I'm working with std::vectors for a graphical program. Those vectors contain positions on the screen, and they are sorted. Now I'd like to merge them together and keep the actual sorting, while removing possible duplicates, something like this:
vector1 : [2, 6, 10]
vector2 : [1, 5, 6, 10]
result : [1, 2, 5, 6, 10]
STL has this concept of separation of containers and algorithms, so while
std::vector indeed does not have members to sort or merge it, STL provides all the required algorithms via non-member function templates that handle iterators.
E.g. to sort a vector you would call
Check algorithm header for further reference, namely
To merge and remove duplicates you can use
std::set_union, which is probably your best bet.
Here is a tutorial on iterators, though for this specific task you would only need self-explanatory
For removing duplicates from a single container you would usually use
std::unique_copy(), as @unwind mentioned.
There is one caveat with
std::unique() and other "removing" algorithms like
std::remove(), which stems from that "separation of containers and algorithms" that I mentioned:
an algorithm has no means to actually remove elements from the container - it's been given an iterator or a range, but it has no idea about the actual type and implementation of the container.
So instead common approach is to just move the elements intended for removal to the end of the range, and then return the iterator to the first of these elements. Then you can call another function to do actual removal (notice how this time it will be a container method).
This is how it's done with
vec.erase(std::unique(vec.begin(), vec.end()), vec.end());

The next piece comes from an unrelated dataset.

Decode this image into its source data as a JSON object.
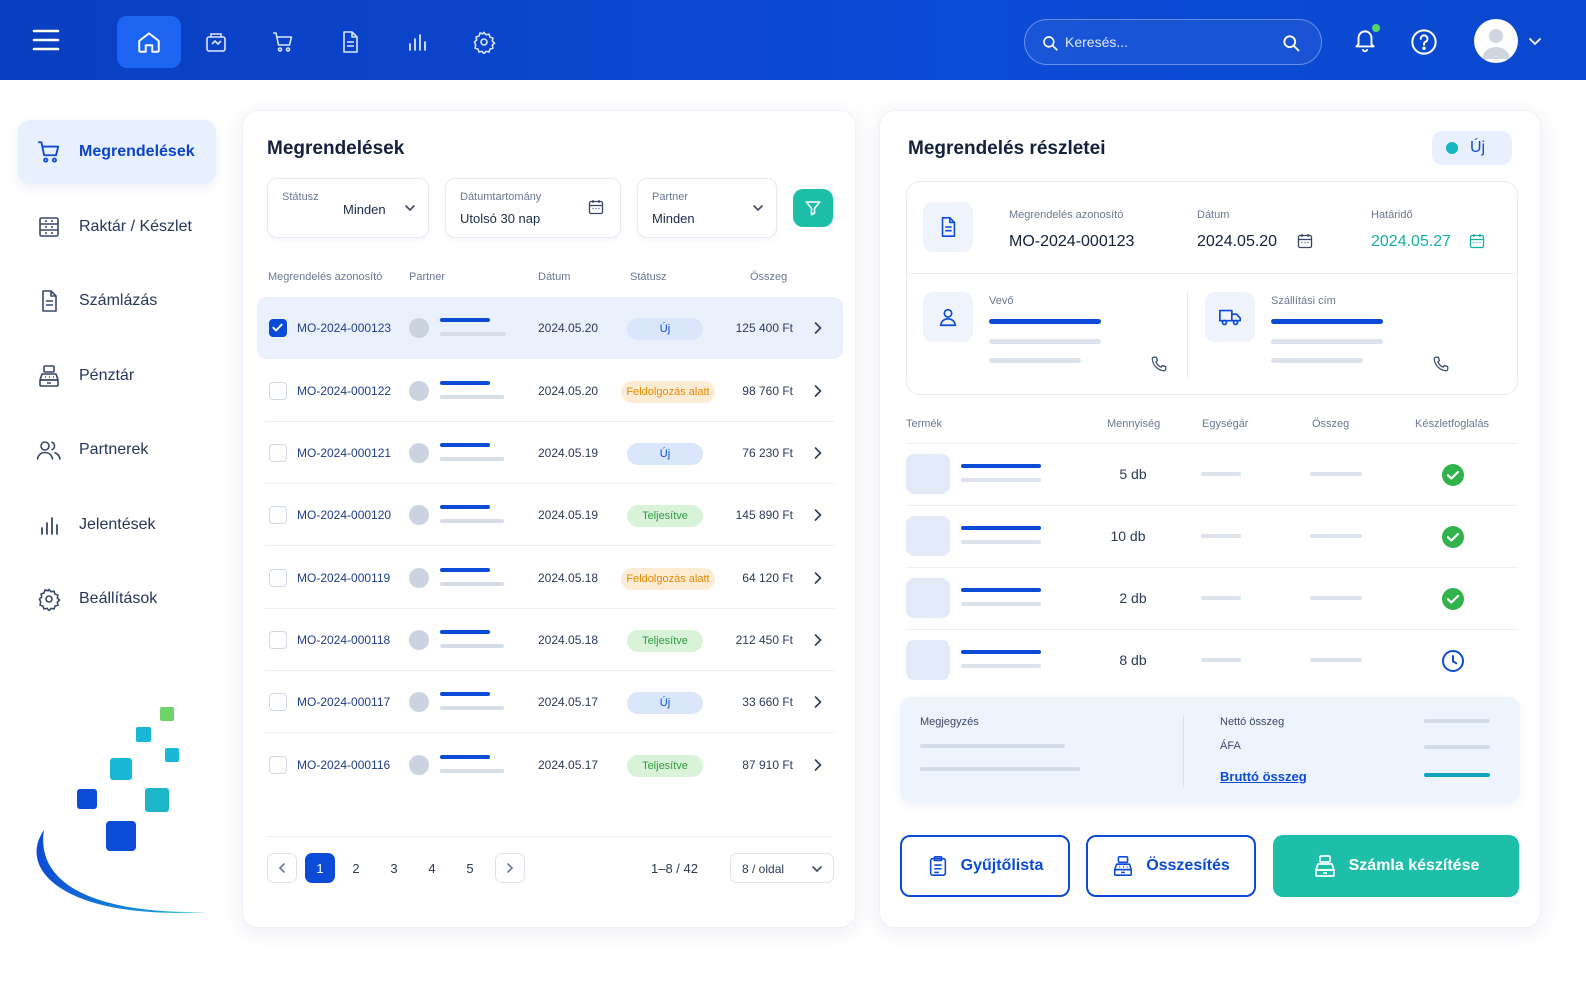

std::unique_copy will not require this trick, but it will pretty much copy the whole vector, so it makes sense only if you intended to copy it anyway.